An Air Force servicemember and his wife entered into an apartment lease. They paid rent and a security deposit to a landlord. Unbeknownst to the servicemember and his wife, the property already had been foreclosed and sold at an auction. The servicemember and his family vacated the property after receiving a letter from the bank requesting them to leave the property, and they notified the landlord. However, the landlord filed a suit against them, alleging lost rent.
The servicemember visited a military legal assistance attorney, who referred this case to the ABA Military Pro Bono Project. A volunteer attorney offered to help the military family. With the attorney’s help at an eviction meeting, the case was dismissed. Additionally, the attorney took further steps to get the landlord’s information removed from a local housing website due to the landlord’s unfair dealings with local military personnel.
Soon after a Coast Guard servicemember purchased a used vehicle from a dealership, the servicemember discovered a major defect. The dealership provided the servicemember with a loaner car and promised to find a suitable replacement vehicle. However, the dealership failed to do so, and the servicemember discovered that his defective vehicle was re-sold in the dealership’s lot. In the meantime, the servicemember was continuing to pay his monthly car payments.

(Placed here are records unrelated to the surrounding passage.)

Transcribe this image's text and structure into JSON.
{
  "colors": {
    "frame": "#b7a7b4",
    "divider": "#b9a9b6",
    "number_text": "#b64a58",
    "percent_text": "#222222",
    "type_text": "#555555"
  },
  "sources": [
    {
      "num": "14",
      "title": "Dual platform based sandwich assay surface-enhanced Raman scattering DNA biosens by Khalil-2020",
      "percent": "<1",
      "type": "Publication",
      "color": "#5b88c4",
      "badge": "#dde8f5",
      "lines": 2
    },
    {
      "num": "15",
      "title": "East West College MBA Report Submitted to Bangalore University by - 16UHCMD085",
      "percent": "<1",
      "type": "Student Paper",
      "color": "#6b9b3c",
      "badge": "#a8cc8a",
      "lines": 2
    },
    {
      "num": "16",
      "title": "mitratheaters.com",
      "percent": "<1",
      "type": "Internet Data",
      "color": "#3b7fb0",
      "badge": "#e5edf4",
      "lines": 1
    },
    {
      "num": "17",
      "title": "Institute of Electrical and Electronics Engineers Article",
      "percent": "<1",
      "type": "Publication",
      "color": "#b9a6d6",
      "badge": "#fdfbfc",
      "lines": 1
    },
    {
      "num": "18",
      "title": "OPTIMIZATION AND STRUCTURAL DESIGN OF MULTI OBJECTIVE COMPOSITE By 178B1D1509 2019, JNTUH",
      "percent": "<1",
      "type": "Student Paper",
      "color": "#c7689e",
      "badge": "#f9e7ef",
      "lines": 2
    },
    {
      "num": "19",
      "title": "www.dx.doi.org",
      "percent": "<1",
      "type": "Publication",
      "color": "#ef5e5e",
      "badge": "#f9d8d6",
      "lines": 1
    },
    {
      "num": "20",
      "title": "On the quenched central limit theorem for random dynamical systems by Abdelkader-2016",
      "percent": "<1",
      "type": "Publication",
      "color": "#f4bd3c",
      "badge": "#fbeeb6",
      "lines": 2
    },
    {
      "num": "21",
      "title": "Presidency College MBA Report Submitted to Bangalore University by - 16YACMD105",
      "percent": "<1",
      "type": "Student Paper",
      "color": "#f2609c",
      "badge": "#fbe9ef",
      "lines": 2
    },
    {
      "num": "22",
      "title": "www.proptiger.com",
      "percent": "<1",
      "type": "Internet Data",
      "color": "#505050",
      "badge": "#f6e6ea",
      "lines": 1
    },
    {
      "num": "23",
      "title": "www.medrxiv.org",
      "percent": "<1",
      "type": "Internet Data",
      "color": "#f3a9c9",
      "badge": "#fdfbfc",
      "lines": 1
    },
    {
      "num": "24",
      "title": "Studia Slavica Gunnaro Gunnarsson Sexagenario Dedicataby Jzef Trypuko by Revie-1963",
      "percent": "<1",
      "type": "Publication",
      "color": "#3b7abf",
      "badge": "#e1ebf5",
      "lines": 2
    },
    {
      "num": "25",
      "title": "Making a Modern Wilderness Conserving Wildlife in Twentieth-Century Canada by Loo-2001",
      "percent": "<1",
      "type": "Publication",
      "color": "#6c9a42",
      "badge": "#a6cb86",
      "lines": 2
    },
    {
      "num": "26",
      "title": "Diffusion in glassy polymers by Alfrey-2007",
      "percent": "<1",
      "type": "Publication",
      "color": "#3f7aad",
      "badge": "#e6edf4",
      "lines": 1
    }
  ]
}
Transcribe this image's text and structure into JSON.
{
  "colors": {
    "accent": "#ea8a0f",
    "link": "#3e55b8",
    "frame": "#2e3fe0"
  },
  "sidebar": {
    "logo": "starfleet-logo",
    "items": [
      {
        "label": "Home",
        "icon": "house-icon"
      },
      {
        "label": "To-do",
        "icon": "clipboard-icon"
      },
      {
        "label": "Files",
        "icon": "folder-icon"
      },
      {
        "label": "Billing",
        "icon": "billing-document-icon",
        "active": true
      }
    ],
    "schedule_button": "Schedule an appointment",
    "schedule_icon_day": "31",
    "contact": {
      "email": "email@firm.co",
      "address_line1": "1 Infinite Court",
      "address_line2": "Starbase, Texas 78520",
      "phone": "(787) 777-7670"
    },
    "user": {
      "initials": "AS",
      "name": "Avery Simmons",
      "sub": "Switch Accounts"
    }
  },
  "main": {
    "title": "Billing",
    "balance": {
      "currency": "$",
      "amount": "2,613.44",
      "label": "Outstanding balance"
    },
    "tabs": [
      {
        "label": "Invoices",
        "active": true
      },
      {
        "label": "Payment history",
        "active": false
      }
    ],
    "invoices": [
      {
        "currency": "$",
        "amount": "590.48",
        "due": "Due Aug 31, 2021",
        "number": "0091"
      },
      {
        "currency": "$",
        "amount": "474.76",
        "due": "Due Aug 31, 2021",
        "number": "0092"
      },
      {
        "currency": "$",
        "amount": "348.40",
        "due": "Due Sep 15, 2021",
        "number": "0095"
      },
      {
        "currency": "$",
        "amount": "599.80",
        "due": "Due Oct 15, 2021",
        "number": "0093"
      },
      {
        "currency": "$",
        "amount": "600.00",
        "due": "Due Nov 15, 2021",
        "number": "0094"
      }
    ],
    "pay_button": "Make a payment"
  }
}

The servicemember visited a military legal assistance office about this problem, and a JAG referred this case to the ABA Military Pro Bono Project to place with a volunteer attorney. A volunteer attorney helped the servicemember reach a successful settlement. The dealership provided to the servicemember a full refund of the vehicle’s purchase price, along with all expenses associated with the temporary loaner car.
CLICK HERE to read a short article written by a client of a volunteer attorney with the ABA Military Pro Bono Project. This article, “How the Military Pro Bono Project Saved My Family,” was published in the Grand Forks Air Force Base news.
A soldier owned a condo that was being foreclosed by his homeowner’s association (HOA). The soldier did not receive notice about any past due payments or the HOA’s intent to foreclose the property. When the soldier attempted to make an association payment, he received notice from the HOA that it had foreclosed its lien on his condo and that the payment was too late to stop the foreclosure. The soldier visited a military legal assistance office, which referred the soldier’s case to the ABA Military Pro Bono Project. Through the Project, a volunteer attorney helped reach a favorable settlement of nearly $20,000 from the HOA, and the case was dismissed. The volunteer attorney also provided assistance to restore the soldier’s credit, which the HOA had wrongfully damaged.
A young Air Force servicemember was deployed in Afghanistan and needed a divorce. There were no children of the marriage, and household possessions had already been divided. However, because the servicemember was deployed, he needed help to move forward with the divorce in his home state. He visited a military legal assistance attorney in Afghanistan, who referred the case to the ABA Military Pro Bono Project to seek a volunteer attorney. The Project located an attorney who helped with a settlement agreement. With this resolved, the servicemember could focus on his duties in Afghanistan without worrying about his divorce.
An Army servicemember and his wife visited a military legal assistance attorney, because they were concerned about a custody hearing concerning their nieces. The soldier and his wife had temporary custody of their young nieces, because the children’s mother was incarcerated. They filed for custody pro se, but the biological father retained counsel to contest their custody. The military family was very worried, because the biological father had not been involved in the children’s lives, he never provided child support, and he had a criminal record and mental health problems. The military family’s JAG referred this case to the ABA Military Pro Bono Project, which located a pro bono attorney to help. Although the father fought for custody, the volunteer attorney successfully helped the military family retain permanent sole legal and physical custody of their nieces—giving these children a safe and stable home.
An Army servicemember stationed in Hawaii was coerced into signing a contract after a spot delivery by a car dealership. The soldier was told that he could not leave without signing the contract. The financing agreement permitted the lender to garnish payments directly from the soldier’s paycheck. Concerned about what had happened, the soldier visited a military legal assistance office. The military attorney referred the soldier to the ABA Military Pro Bono Project, which connected the soldier with a volunteer attorney to help with this consumer law issue. With the attorney’s help with negotiations, the car dealership accepted the return of the vehicle and arranged a cancellation of the loan. In addition, the dealership reimbursed the soldier for all pervious car payments, along with other expenses that the soldier had incurred.